* Your assignment *
Go through the records and show each line where the word "this" occurs.

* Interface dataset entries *
════

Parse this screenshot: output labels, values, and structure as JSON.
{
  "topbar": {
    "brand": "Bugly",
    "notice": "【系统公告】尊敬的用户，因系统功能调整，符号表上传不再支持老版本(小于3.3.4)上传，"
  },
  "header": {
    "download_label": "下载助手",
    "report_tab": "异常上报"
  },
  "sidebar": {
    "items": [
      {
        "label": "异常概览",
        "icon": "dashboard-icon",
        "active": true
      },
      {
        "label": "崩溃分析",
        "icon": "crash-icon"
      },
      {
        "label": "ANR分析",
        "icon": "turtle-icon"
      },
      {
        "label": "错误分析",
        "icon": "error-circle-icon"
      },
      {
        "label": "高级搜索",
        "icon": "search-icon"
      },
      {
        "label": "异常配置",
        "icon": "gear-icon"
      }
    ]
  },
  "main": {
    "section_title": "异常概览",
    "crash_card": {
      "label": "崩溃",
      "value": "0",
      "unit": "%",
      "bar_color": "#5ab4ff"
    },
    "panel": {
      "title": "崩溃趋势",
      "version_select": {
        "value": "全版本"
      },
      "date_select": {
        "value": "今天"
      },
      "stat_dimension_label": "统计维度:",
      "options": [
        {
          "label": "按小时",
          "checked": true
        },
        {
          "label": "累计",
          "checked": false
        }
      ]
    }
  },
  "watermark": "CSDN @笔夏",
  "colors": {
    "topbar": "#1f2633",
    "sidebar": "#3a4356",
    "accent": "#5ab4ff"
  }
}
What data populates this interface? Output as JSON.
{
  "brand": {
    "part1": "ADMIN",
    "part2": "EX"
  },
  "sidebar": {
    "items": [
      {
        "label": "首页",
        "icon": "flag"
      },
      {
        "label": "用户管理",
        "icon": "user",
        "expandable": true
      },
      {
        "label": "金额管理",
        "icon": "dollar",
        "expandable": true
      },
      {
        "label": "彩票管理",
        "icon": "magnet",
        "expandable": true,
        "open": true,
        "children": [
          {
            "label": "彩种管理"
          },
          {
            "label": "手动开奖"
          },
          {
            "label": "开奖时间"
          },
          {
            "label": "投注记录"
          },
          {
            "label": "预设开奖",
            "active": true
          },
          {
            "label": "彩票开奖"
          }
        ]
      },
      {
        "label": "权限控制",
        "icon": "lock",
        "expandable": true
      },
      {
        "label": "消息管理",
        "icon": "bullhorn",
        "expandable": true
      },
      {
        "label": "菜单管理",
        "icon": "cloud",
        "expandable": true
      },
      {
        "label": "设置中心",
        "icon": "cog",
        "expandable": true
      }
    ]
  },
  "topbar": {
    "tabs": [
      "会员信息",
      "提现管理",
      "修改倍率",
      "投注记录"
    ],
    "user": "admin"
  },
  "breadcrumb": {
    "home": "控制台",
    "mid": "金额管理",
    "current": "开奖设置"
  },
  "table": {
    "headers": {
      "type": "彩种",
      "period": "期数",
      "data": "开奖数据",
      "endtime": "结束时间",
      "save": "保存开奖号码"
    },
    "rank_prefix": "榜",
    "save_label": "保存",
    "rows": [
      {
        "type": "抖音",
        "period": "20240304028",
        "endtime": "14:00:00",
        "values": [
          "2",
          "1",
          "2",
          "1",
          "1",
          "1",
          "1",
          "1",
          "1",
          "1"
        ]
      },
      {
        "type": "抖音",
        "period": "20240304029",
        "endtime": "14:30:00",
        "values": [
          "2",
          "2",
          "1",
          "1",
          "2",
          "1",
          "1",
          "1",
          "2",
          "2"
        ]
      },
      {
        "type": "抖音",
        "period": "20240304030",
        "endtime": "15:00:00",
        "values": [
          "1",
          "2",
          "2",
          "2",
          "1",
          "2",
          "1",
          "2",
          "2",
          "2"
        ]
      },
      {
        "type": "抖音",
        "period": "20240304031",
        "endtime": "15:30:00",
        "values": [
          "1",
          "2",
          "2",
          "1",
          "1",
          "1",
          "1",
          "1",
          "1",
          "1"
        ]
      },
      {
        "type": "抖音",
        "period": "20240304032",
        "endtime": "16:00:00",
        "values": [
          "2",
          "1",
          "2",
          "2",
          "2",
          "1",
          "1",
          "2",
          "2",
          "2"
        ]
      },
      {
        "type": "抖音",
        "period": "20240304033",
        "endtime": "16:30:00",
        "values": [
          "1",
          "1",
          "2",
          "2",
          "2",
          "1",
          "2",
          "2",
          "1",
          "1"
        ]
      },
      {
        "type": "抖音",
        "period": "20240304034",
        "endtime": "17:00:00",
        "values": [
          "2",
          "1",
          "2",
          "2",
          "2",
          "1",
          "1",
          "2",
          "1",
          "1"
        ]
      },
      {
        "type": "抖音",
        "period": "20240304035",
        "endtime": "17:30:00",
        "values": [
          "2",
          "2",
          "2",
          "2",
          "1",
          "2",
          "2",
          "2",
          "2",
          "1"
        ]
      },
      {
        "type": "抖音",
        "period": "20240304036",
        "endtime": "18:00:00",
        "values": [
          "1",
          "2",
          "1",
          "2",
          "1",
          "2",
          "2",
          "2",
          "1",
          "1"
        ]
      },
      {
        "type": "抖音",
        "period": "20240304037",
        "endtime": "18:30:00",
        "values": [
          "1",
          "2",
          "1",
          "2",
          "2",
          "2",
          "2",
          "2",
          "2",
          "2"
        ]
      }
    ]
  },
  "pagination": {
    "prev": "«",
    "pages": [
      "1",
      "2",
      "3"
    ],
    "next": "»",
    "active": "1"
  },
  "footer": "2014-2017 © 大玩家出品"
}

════

* Response to the exercise *
Parse this screenshot: output labels, values, and structure as JSON.
What data populates this interface? Output as JSON.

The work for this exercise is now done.